#### What the task requires
Return, without anything added, the lines from the one containing "What's the underlying" through the end of the entries below, exactly as written.

Top of Provided records

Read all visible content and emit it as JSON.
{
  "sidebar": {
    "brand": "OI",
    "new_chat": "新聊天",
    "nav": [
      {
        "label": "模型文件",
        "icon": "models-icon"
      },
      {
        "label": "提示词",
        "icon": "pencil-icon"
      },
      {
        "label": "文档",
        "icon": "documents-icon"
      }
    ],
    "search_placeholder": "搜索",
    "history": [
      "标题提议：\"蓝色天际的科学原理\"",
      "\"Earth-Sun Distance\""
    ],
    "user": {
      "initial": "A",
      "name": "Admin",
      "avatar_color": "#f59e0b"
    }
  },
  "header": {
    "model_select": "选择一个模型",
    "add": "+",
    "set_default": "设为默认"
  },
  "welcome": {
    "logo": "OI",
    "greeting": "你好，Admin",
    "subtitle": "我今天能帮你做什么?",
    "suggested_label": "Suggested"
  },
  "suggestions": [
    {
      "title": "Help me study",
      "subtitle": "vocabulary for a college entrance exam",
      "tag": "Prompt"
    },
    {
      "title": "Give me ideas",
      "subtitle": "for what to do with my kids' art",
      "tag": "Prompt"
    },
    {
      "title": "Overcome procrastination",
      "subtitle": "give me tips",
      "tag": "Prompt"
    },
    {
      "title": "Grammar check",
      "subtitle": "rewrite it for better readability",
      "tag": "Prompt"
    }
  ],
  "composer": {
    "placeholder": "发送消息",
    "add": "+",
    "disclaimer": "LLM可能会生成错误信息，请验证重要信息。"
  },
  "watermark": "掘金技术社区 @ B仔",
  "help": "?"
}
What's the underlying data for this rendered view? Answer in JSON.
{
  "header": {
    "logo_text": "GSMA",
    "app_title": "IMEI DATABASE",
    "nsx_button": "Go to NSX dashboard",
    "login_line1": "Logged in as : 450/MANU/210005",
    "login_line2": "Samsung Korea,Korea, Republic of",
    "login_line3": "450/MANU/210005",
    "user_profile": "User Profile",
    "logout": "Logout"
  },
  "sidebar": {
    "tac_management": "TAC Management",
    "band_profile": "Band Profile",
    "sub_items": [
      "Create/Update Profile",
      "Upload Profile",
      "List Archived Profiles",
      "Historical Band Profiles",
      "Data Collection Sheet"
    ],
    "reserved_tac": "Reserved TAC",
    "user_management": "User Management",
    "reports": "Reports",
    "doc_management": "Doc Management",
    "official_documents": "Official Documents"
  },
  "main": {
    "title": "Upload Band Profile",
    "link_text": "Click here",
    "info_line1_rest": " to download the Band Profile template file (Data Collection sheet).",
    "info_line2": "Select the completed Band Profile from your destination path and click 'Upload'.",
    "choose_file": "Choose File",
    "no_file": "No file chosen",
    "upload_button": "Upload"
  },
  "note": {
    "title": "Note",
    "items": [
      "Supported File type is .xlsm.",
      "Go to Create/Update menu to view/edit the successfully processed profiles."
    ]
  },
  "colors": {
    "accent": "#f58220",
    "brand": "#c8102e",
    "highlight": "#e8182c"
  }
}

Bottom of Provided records

#### Response for this exercise
What's the underlying data for this rendered view? Answer in JSON.
{
  "header": {
    "logo_text": "GSMA",
    "app_title": "IMEI DATABASE",
    "nsx_button": "Go to NSX dashboard",
    "login_line1": "Logged in as : 450/MANU/210005",
    "login_line2": "Samsung Korea,Korea, Republic of",
    "login_line3": "450/MANU/210005",
    "user_profile": "User Profile",
    "logout": "Logout"
  },
  "sidebar": {
    "tac_management": "TAC Management",
    "band_profile": "Band Profile",
    "sub_items": [
      "Create/Update Profile",
      "Upload Profile",
      "List Archived Profiles",
      "Historical Band Profiles",
      "Data Collection Sheet"
    ],
    "reserved_tac": "Reserved TAC",
    "user_management": "User Management",
    "reports": "Reports",
    "doc_management": "Doc Management",
    "official_documents": "Official Documents"
  },
  "main": {
    "title": "Upload Band Profile",
    "link_text": "Click here",
    "info_line1_rest": " to download the Band Profile template file (Data Collection sheet).",
    "info_line2": "Select the completed Band Profile from your destination path and click 'Upload'.",
    "choose_file": "Choose File",
    "no_file": "No file chosen",
    "upload_button": "Upload"
  },
  "note": {
    "title": "Note",
    "items": [
      "Supported File type is .xlsm.",
      "Go to Create/Update menu to view/edit the successfully processed profiles."
    ]
  },
  "colors": {
    "accent": "#f58220",
    "brand": "#c8102e",
    "highlight": "#e8182c"
  }
}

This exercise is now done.